> [Problem to solve]:
Based on the entries below, how many lines contain the word "Synth"? Respond with only the number.
Top of Data supplied
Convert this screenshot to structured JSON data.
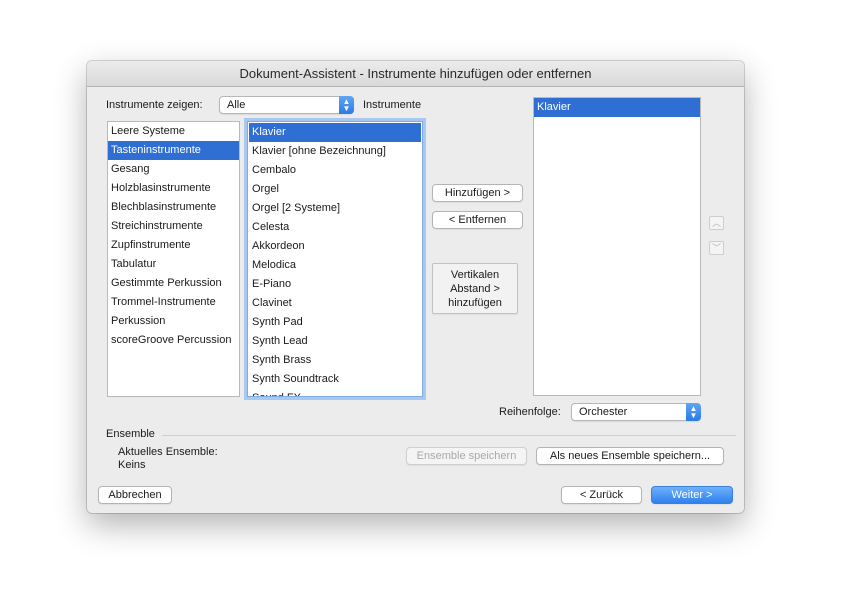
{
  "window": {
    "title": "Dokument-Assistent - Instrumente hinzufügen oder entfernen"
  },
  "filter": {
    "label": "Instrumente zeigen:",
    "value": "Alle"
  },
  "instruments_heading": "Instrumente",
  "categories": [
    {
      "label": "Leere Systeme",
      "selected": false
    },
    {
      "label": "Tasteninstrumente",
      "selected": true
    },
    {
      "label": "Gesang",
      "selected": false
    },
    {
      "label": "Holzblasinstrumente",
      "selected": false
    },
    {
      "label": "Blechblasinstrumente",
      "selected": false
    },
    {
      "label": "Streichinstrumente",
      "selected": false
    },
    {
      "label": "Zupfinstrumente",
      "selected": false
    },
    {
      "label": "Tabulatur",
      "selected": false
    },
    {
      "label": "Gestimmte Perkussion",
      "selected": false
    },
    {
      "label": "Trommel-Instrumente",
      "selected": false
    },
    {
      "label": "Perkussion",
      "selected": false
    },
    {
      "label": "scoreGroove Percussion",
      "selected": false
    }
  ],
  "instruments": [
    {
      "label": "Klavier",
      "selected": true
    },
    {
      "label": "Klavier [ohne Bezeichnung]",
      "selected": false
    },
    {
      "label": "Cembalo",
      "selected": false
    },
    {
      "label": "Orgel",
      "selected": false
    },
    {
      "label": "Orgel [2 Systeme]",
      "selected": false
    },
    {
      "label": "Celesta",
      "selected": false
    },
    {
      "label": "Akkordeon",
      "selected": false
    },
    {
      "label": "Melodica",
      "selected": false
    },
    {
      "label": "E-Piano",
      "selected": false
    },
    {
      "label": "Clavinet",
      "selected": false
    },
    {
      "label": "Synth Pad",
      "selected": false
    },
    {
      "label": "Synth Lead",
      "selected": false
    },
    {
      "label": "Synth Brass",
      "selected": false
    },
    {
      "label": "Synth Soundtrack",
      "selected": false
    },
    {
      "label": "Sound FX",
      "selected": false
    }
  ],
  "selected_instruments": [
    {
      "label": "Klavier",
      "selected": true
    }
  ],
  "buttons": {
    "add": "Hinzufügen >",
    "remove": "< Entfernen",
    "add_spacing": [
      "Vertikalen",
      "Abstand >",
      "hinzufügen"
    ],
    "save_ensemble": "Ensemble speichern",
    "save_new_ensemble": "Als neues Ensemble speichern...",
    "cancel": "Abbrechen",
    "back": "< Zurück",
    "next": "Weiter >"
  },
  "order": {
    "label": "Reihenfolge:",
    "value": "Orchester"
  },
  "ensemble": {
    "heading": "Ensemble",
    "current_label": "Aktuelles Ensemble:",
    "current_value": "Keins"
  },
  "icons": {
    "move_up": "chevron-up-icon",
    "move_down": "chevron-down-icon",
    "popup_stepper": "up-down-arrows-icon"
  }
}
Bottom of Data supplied
> [Solution]:
4